From the cellar of Faringdon House, formerly owned by Lord Berners and Robert Heber-Percy.
- Very damp-affected and not a pretty sight but correct for something that has been stored in a cool, damp country house cellar for half a century.
- The Mouton label format from 1945: Artwork at top; the ram emblem; declaration of the number of bottles produced; the proprietor's signature; the name of the wine; the year – all present and correct.
- The label should have two separate pieces, with the top “V” piece fractionally less wide than the main label – present and correct.
- From 1945 to 1958 the vintage appears below the ram emblem – present and correct, though here it’s damp-affected and with a small tear.
Glass bottle inspection

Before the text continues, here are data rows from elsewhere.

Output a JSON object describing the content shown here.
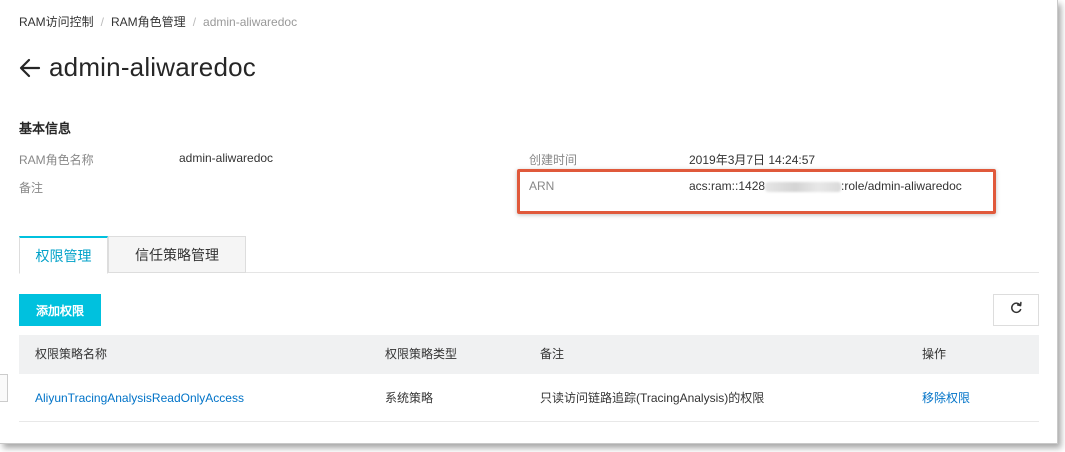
{
  "breadcrumb": {
    "items": [
      "RAM访问控制",
      "RAM角色管理"
    ],
    "current": "admin-aliwaredoc",
    "separator": "/"
  },
  "page": {
    "title": "admin-aliwaredoc"
  },
  "basic_info": {
    "section_title": "基本信息",
    "role_name_label": "RAM角色名称",
    "role_name_value": "admin-aliwaredoc",
    "note_label": "备注",
    "created_label": "创建时间",
    "created_value": "2019年3月7日 14:24:57",
    "arn_label": "ARN",
    "arn_prefix": "acs:ram::1428",
    "arn_suffix": ":role/admin-aliwaredoc"
  },
  "tabs": [
    {
      "label": "权限管理",
      "active": true
    },
    {
      "label": "信任策略管理",
      "active": false
    }
  ],
  "toolbar": {
    "add_label": "添加权限"
  },
  "table": {
    "headers": [
      "权限策略名称",
      "权限策略类型",
      "备注",
      "操作"
    ],
    "rows": [
      {
        "name": "AliyunTracingAnalysisReadOnlyAccess",
        "type": "系统策略",
        "note": "只读访问链路追踪(TracingAnalysis)的权限",
        "action": "移除权限"
      }
    ]
  },
  "colors": {
    "accent": "#00c1de",
    "link": "#0073c8",
    "highlight_box": "#e0593b"
  },
  "icons": {
    "back": "arrow-left-icon",
    "refresh": "refresh-icon"
  }
}
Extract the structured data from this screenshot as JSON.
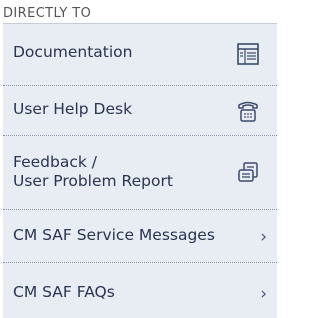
{
  "section": {
    "header": "DIRECTLY TO"
  },
  "items": [
    {
      "label": "Documentation",
      "icon": "document-list-icon"
    },
    {
      "label": "User Help Desk",
      "icon": "phone-icon"
    },
    {
      "label_line1": "Feedback /",
      "label_line2": "User Problem Report",
      "icon": "feedback-phone-icon"
    },
    {
      "label": "CM SAF Service Messages",
      "icon": "chevron-right-icon",
      "chevron": "›"
    },
    {
      "label": "CM SAF FAQs",
      "icon": "chevron-right-icon",
      "chevron": "›"
    }
  ],
  "colors": {
    "panel_background": "#e8ecf3",
    "text": "#2a3550",
    "divider": "#8a94a6",
    "icon": "#3c4b6c"
  }
}
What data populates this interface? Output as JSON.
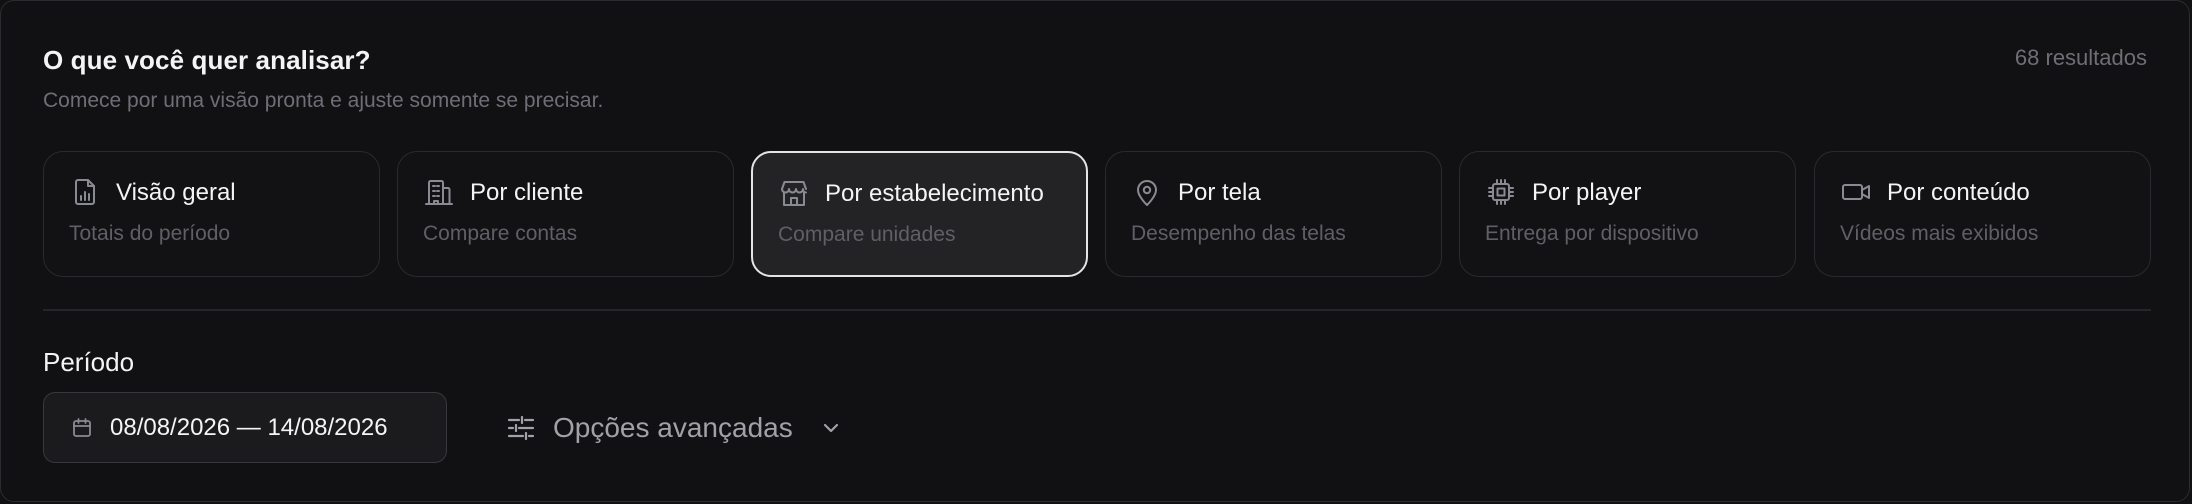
{
  "header": {
    "title": "O que você quer analisar?",
    "subtitle": "Comece por uma visão pronta e ajuste somente se precisar.",
    "results": "68 resultados"
  },
  "views": [
    {
      "title": "Visão geral",
      "description": "Totais do período",
      "icon": "bar-chart-file-icon",
      "active": false
    },
    {
      "title": "Por cliente",
      "description": "Compare contas",
      "icon": "building-icon",
      "active": false
    },
    {
      "title": "Por estabelecimento",
      "description": "Compare unidades",
      "icon": "store-icon",
      "active": true
    },
    {
      "title": "Por tela",
      "description": "Desempenho das telas",
      "icon": "map-pin-icon",
      "active": false
    },
    {
      "title": "Por player",
      "description": "Entrega por dispositivo",
      "icon": "chip-icon",
      "active": false
    },
    {
      "title": "Por conteúdo",
      "description": "Vídeos mais exibidos",
      "icon": "video-camera-icon",
      "active": false
    }
  ],
  "period": {
    "label": "Período",
    "range": "08/08/2026 — 14/08/2026",
    "icon": "calendar-icon"
  },
  "advanced": {
    "label": "Opções avançadas",
    "icon": "sliders-icon",
    "chevron": "chevron-down-icon"
  },
  "colors": {
    "background": "#111113",
    "active_card_bg": "#232326",
    "active_card_border": "#e4e4e7",
    "text_primary": "#f4f4f5",
    "text_muted": "#6e6e76"
  }
}
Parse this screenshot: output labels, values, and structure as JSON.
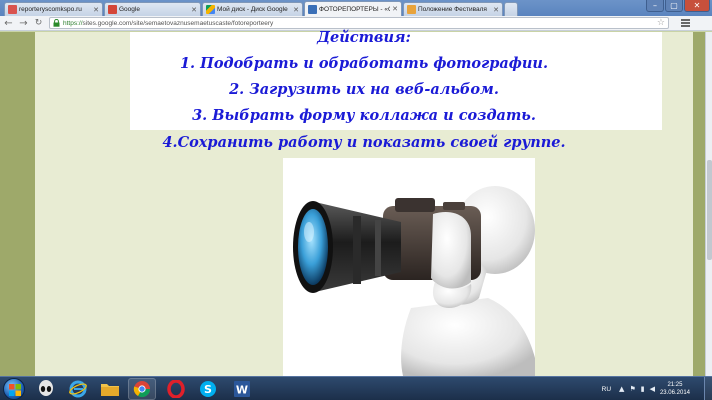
{
  "browser": {
    "tabs": [
      {
        "title": "reporteryscomkspo.ru",
        "favicon_color": "#d9534f"
      },
      {
        "title": "Google",
        "favicon_color": "#d44638"
      },
      {
        "title": "Мой диск - Диск Google",
        "favicon_color": "#f4b400"
      },
      {
        "title": "ФОТОРЕПОРТЁРЫ - «Си",
        "favicon_color": "#3a6fb7"
      },
      {
        "title": "Положение Фестиваля",
        "favicon_color": "#e8a33b"
      }
    ],
    "active_tab": 3,
    "url_scheme": "https://",
    "url_rest": "sites.google.com/site/semaetovaznusemaetuscaste/fotoreporteery"
  },
  "page": {
    "heading": "Действия:",
    "steps": [
      "1. Подобрать  и  обработать фотографии.",
      "2. Загрузить их на веб-альбом.",
      "3. Выбрать форму коллажа и создать.",
      "4.Сохранить работу и показать своей группе."
    ],
    "text_color": "#1a1ad6"
  },
  "taskbar": {
    "language": "RU",
    "time": "21:25",
    "date": "23.06.2014",
    "apps": [
      {
        "name": "alien-app",
        "running": false
      },
      {
        "name": "internet-explorer",
        "running": false
      },
      {
        "name": "file-explorer",
        "running": false
      },
      {
        "name": "chrome",
        "running": true
      },
      {
        "name": "opera",
        "running": false
      },
      {
        "name": "skype",
        "running": false
      },
      {
        "name": "microsoft-word",
        "running": false
      }
    ]
  }
}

- Château Mouton Rothschild 1945 was bottled in a green, broad-shouldered bottle with the shoulders slightly wider than the base, so that the bottle tapers slightly towards the base – present and correct.
- The “75 cl” is seen on authentic examples.
Bottle fill level or ullage inspection
- The wine is at top shoulder level, which is a normal and a good level for wines over 15 years old. For wines over 20 years old, this demonstrates excellent storage conditions. For a 73-year old wine, it’s exceptional and shows the benefits of having been stored in a cool, damp country house cellar for half a century.
- All present and correct: Faded red, embossed at the top with “MOUTON ROTHSCHILD MEDOC” in circular uppercase and an “arrows” emblem in the centre, surrounded by an embossed circular line; “MIS EN BOUTEILLE AU CHATEAU” is embossed on the capsule at the top of the neck; below this is a very faded embossed logo.
If you approach old and valuable bottles with diligence, integrity and – especially – humility, you will rarely get it wrong.